NEW YORK (AP) — Ta-Nehisi Coates’ first novel, “The Water Dancer,” has been a long and eventful journey.
Begun a decade ago, his chronicle of a slave with an extraordinary memory who joins the Underground Railroad is the result of countless drafts, a shift from multiple narrators to a single voice, some needed advice from fellow writers and hundreds of thousands of words discarded. Coates’ research ranged from reading interviews with ex-slaves and consulting a 19th-century Farmer’s Almanac — books duly pictured on his Instagram account — to his numerous and revelatory visits to former plantations.
“I was just as surprised as anybody. I pretty much write for myself and the only people I think about are my wife and my editor,” says Coates, whose novel is her latest book club pick. “I was really happy (about the news from Winfrey). But I think the most encouraging part was that she’s a reader. It was clear from the conversation that she’s a reader. This is not a marketing ploy. There’s nothing to be cynical about.”
Winfrey announced Monday that she chose “The Water Dancer” to formally begin her new book club partnership with Apple, for which she plans a selection every other month. In October, she will interview Coates before a live audience at Apple Carnegie Library in Washington, D.C., a conversation that will air Nov. 1 on Apple TV Plus, the new streaming service. During a recent telephone interview with The Associated Press, Winfrey became tearful as she described the novel’s emotional impact, how it captured the devastation and resilience of those enslaved.

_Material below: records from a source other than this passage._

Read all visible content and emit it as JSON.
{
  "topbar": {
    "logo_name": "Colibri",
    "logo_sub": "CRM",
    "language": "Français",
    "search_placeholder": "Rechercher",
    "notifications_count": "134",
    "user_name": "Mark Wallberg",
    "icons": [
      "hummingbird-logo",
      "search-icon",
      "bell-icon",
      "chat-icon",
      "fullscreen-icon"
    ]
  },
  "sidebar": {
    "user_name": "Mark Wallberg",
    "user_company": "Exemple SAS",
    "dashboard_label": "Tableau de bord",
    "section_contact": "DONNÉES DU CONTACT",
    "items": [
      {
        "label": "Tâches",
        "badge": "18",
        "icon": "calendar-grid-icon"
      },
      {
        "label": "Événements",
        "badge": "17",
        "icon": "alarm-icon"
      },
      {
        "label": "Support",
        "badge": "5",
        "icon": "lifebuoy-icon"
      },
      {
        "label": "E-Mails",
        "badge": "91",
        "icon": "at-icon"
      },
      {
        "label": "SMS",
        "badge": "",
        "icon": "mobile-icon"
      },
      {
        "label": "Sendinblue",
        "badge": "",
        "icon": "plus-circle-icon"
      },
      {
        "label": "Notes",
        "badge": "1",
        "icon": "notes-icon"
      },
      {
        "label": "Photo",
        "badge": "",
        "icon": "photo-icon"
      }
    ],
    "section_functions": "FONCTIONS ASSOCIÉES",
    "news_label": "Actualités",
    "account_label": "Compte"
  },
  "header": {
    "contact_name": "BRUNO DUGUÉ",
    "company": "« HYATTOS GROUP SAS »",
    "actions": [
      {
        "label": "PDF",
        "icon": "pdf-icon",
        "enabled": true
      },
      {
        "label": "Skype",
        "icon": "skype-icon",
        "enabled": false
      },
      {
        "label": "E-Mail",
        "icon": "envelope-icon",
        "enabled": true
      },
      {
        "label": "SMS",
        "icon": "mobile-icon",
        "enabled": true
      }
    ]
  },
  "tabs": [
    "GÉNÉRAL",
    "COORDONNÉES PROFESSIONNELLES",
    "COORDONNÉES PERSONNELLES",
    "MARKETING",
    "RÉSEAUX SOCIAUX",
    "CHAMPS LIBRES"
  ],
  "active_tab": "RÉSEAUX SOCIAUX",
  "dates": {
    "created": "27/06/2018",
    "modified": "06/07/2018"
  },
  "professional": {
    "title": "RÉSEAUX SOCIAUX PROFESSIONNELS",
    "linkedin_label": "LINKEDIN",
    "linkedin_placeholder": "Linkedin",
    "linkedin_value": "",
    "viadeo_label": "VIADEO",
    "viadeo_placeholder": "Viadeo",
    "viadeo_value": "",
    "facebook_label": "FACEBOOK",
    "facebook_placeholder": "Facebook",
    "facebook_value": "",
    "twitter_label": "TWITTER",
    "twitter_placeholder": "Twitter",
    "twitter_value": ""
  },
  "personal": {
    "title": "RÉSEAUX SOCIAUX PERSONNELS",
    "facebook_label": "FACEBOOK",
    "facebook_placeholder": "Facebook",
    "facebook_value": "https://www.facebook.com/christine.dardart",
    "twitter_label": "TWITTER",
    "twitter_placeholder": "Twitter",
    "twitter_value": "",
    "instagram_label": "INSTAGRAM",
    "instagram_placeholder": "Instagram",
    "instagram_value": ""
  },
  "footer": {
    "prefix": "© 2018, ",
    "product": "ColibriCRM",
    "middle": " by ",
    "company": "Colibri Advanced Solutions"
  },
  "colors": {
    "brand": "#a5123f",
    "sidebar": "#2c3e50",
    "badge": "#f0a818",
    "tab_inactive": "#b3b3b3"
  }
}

“I have not felt this way about a book since ‘Beloved,’” Winfrey said of the Pulitzer Prize-winning novel by her friend and literary idol Toni Morrison, who died in August.
The 43-year-old Coates spoke to The Associated Press during a recent afternoon at a SoHo cafe, where he drank strong iced coffee and received the occasional greeting from a friend or fellow customer. He said that he began the novel after completing his first book, the memoir “The Beautiful Struggle,” and acting on editor Chris Jackson’s suggestion that he try fiction. Jackson told the AP in a recent statement that “The Beautiful Struggle” demonstrated Coates’ “ability to dive so deeply and imaginatively into a character’s interior life and invent an idiom to tell the story that was more Joyce-ian than journalistic.” Coates, who had been reading extensively about the Civil War at the time, wanted to open readers to the “inner lives of enslaved black folks,” a “thriller” that would also dramatize the most profound questions of freedom and identity.
“The house is beautiful, stunning, gorgeous — and it was enslaved people who built it,” he says. “There’s a tunnel under Monticello that enslaved people walked through. When I walked through that tunnel, it was like, ‘Man, I get it now.’ I could see so much. I could feel my people talking to me at that point. I could feel it. But that was after 10 years of work. I don’t know how it happens without that.”